Contributed by: Meera Siva
Chennai chapter of the IAIP conducted a speaker event about global fixed income research on August 22, 2014. The speaker, Balachander CFA, is the founder and Managing Director of JMN Investments Research. The firm provides offshore investment research services to the global financial services industry – equity and fixed income research and analytics services covering both fundamental research and technical analysis. Bala has over two decades of experience as a money manager in the United States. Prior to founding JMN, he served as Senior Analyst and Head of Credit Research at Waterstone Capital Management LP, a Minneapolis-based convertible ARB fund. Earlier, he was Senior VP at Payden & Rygel Investment Council, managing $10 billion of global bonds. Bala holds a MBA degree from the University of Iowa and a Bachelor Degree in Science from Loyola University in Chennai. He also holds the CPA designation and is a CFA charter holder. He has served as the India consultant for the CFA Institute between March 2007 and August 2011 and has been a grader for the last 16 years.
Highlights of the event:
As investors in India, our view of the fixed income market may be that of a small, low-risk segment where securities are not transferable and are held to maturity. But globally, the market is immense, with Governments being the primary issuers. Government bonds in the local currency are risk-free, as the authorities can print money to pay off their obligation. There are also bonds from local government institutions such as municipalities and corporate issuers. Additionally, financial institutions issue asset backed securities where there is a promise to pay a coupon and principal on maturity. The underlying can be diverse – credit card receivables, mortgages or auto loans.
Globally, bonds are not typically held to maturity, but professionally traded. For example, bond funds may bet on the credit rating of the company improving. This is especially true in the high yield market. Credit rating agencies play an important role in the market. They assess the ability and willingness of the borrower to repay the loan. Metrics such as debt-to-EBITDA, EBITDA-to-interest are used to evaluate interest and principal repayment capabilities.
Bonds and equity
How do bonds compare with equity when you analyze risk and returns? The downside risk for bonds and equity is your investment. But the upside is limited for bonds, compared to equity. Inflation is also a cause for concern when investing in bonds. In general, bond analysts focus on balance sheet and cash flow statements while equity analysts place emphasis on income statement. Bond investors get paid before equity stake holders when things go bad; but it does not mean that bonds are low-risk. So various instruments have been created to slice the risks into different buckets and package it to be suitable for investors with different risk profiles. For example, senior secured bonds have the lowest risk of default, but someone who wants risk exposure close to equities can opt for junior subordinated bonds.

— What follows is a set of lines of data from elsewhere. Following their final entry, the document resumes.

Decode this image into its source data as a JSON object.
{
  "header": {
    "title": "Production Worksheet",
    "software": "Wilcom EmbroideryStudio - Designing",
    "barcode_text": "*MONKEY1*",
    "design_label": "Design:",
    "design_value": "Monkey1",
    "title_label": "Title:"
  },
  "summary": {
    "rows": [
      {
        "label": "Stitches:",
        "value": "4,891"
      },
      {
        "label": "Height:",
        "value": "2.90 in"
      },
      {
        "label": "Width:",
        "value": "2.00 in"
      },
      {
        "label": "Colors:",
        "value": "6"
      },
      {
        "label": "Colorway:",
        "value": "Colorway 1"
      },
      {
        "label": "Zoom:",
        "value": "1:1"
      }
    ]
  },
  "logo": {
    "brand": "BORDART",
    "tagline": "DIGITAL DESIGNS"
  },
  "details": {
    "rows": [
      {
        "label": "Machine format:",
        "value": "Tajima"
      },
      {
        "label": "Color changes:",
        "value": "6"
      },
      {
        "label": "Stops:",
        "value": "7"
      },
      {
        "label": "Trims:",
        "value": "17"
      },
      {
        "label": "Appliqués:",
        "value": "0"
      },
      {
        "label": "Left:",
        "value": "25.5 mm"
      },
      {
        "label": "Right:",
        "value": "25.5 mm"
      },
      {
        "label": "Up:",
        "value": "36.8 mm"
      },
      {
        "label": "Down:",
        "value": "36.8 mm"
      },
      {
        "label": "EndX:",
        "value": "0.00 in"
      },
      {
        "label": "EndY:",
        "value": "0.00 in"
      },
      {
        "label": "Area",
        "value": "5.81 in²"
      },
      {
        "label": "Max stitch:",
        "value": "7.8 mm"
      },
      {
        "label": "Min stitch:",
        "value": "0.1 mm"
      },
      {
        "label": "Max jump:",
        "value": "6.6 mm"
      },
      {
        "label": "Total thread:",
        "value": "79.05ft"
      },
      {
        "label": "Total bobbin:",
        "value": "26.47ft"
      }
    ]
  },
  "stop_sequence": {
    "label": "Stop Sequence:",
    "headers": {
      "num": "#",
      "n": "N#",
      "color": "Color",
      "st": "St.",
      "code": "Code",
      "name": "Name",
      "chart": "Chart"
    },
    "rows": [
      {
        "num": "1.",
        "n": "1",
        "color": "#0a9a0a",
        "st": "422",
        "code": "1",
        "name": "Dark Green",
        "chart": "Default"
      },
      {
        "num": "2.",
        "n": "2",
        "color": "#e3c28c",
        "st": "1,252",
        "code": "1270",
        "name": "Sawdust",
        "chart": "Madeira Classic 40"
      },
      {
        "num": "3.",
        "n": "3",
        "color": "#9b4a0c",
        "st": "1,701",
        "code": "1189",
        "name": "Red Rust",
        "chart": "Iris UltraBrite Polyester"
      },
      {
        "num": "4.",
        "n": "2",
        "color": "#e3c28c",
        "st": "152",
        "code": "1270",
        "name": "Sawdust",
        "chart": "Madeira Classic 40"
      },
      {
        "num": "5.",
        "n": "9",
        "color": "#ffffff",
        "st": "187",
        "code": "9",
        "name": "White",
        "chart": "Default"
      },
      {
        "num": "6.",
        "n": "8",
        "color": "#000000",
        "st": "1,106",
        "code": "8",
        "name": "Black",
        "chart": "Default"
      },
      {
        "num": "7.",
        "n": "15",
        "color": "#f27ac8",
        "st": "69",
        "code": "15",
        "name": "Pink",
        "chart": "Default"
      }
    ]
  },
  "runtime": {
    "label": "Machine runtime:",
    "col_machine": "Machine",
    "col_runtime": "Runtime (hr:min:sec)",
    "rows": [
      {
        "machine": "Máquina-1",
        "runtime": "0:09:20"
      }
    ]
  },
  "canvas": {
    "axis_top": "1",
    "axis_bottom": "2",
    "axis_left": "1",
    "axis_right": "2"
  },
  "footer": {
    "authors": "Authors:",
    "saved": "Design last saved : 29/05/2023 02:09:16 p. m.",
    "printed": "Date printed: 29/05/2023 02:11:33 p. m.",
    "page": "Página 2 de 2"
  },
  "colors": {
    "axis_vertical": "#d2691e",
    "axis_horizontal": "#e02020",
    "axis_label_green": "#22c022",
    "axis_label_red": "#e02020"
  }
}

If you are in fixed income research, you have to deal with a lot more maths, compared to equity research. This is especially true when analyzing asset backed securities where the risk and returns are structured to create multiple products. You also need to do option pricing analysis for callable and put-able bonds.

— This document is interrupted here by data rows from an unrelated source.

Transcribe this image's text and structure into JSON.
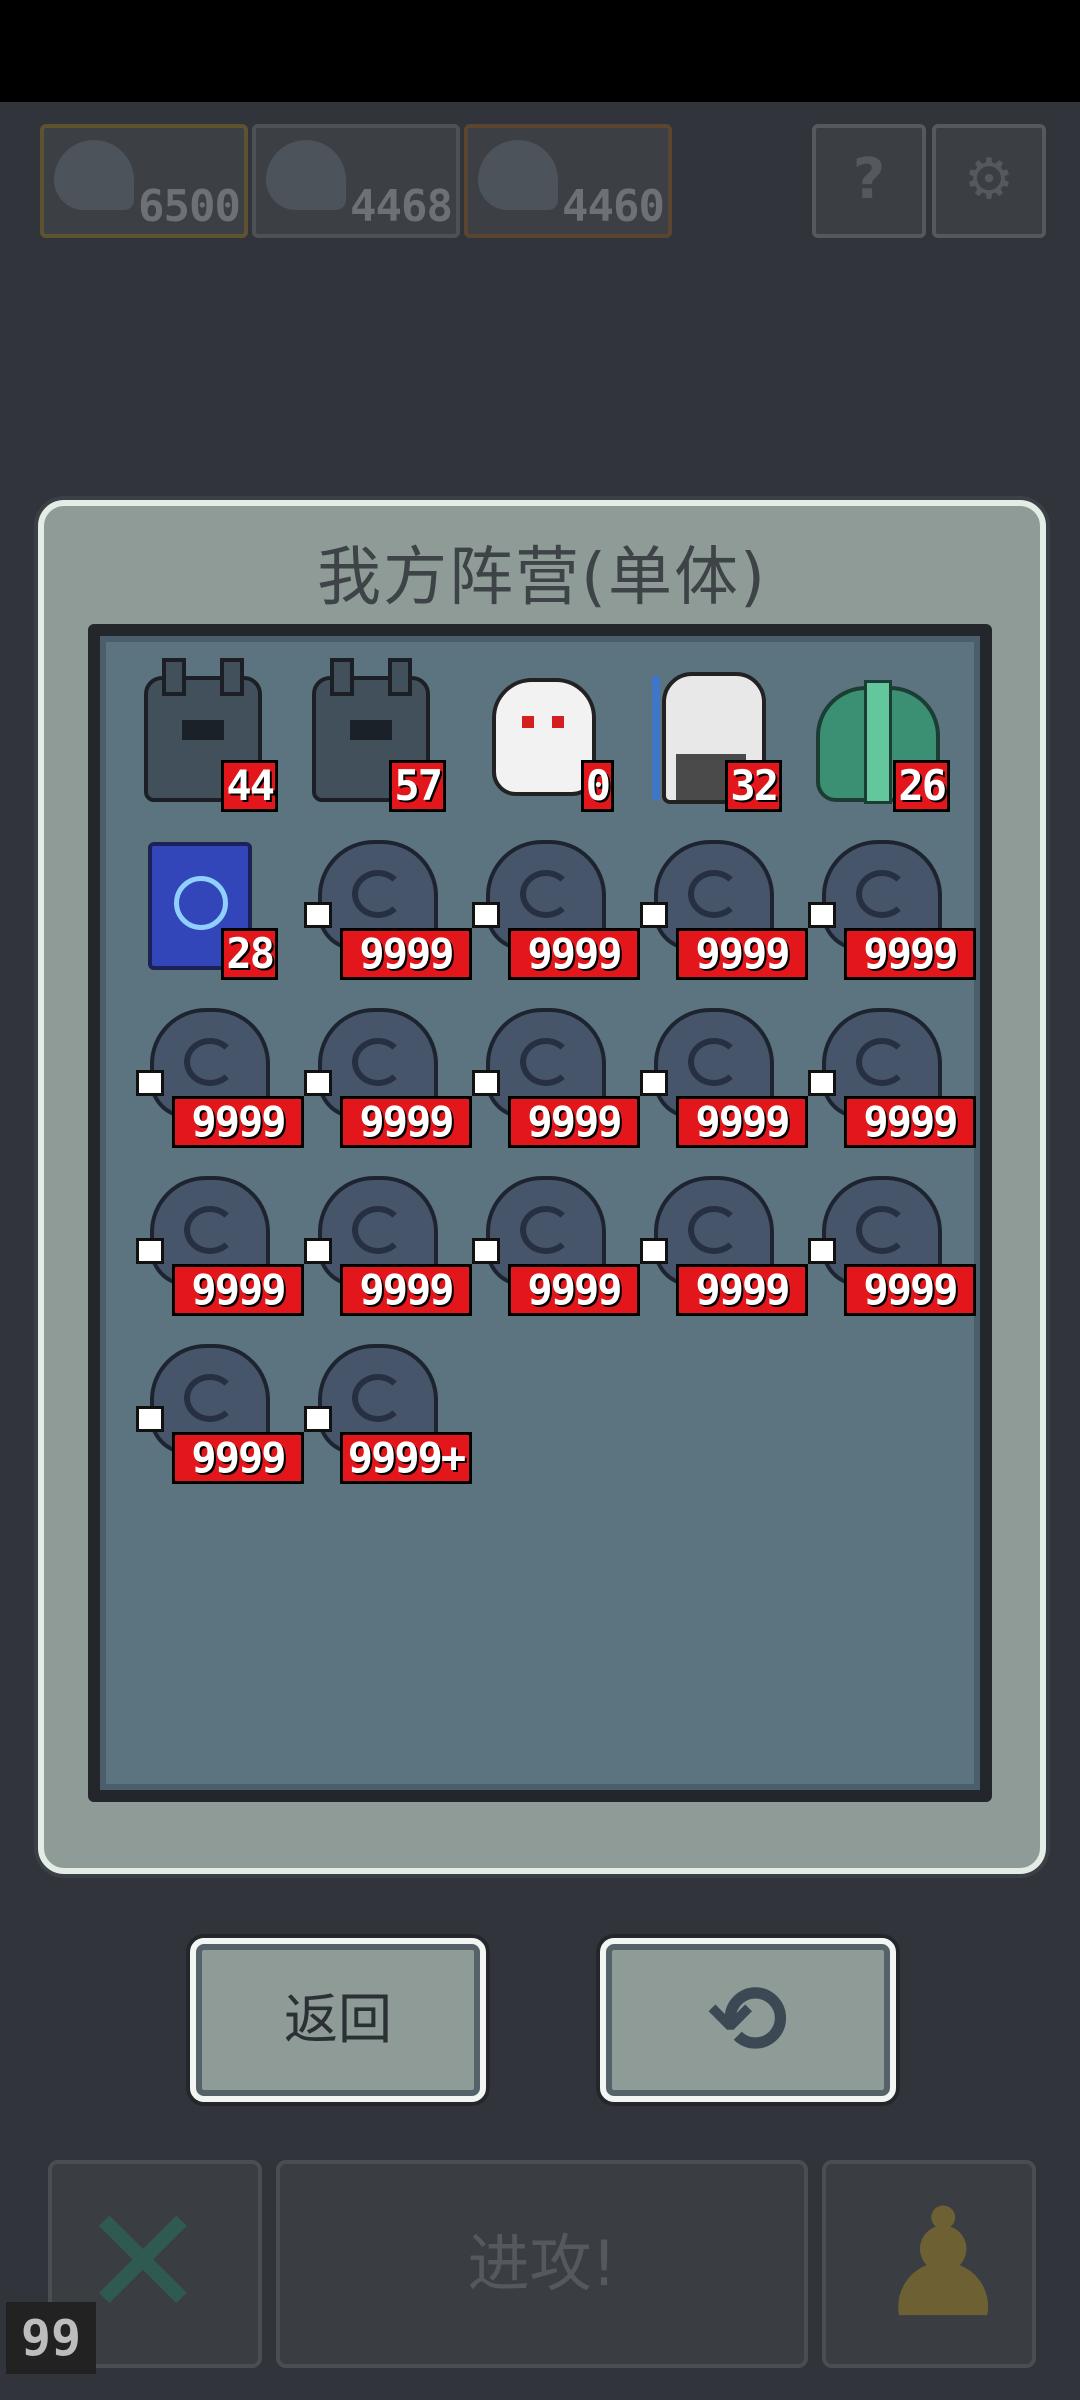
{
  "top_resources": [
    {
      "value": "6500"
    },
    {
      "value": "4468"
    },
    {
      "value": "4460"
    }
  ],
  "top_buttons": {
    "help_glyph": "?",
    "settings_glyph": "⚙"
  },
  "modal": {
    "title": "我方阵营(单体)",
    "units": [
      {
        "kind": "beast",
        "count": "44"
      },
      {
        "kind": "beast",
        "count": "57"
      },
      {
        "kind": "ghost",
        "count": "0"
      },
      {
        "kind": "sage",
        "count": "32"
      },
      {
        "kind": "slime",
        "count": "26"
      },
      {
        "kind": "clock",
        "count": "28"
      },
      {
        "kind": "wave",
        "count": "9999"
      },
      {
        "kind": "wave",
        "count": "9999"
      },
      {
        "kind": "wave",
        "count": "9999"
      },
      {
        "kind": "wave",
        "count": "9999"
      },
      {
        "kind": "wave",
        "count": "9999"
      },
      {
        "kind": "wave",
        "count": "9999"
      },
      {
        "kind": "wave",
        "count": "9999"
      },
      {
        "kind": "wave",
        "count": "9999"
      },
      {
        "kind": "wave",
        "count": "9999"
      },
      {
        "kind": "wave",
        "count": "9999"
      },
      {
        "kind": "wave",
        "count": "9999"
      },
      {
        "kind": "wave",
        "count": "9999"
      },
      {
        "kind": "wave",
        "count": "9999"
      },
      {
        "kind": "wave",
        "count": "9999"
      },
      {
        "kind": "wave",
        "count": "9999"
      },
      {
        "kind": "wave",
        "count": "9999+"
      }
    ]
  },
  "buttons": {
    "back_label": "返回",
    "refresh_glyph": "⟲"
  },
  "bottom_bar": {
    "attack_label": "进攻!",
    "cancel_glyph": "✕",
    "pawn_glyph": "♟"
  },
  "corner_counter": "99"
}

The small size of the Indian bond market may be a great career opportunity, as the market is set to grow. The market growth was 35 per cent CAGR between 2011 and 2013, touching a size of INR 3.5 trillion as of FY13. Also, most of the issues are in the high credit category and only 39 out of the 1,800 issues in FY13 had a rating of BB or below. The high-yield segment will likely see sizeable growth in the coming years as the Indian market matures.
The event was well received and the members and candidates gained a perspective on the size and flavour of fixed income market globally as well as the state of the industry in India.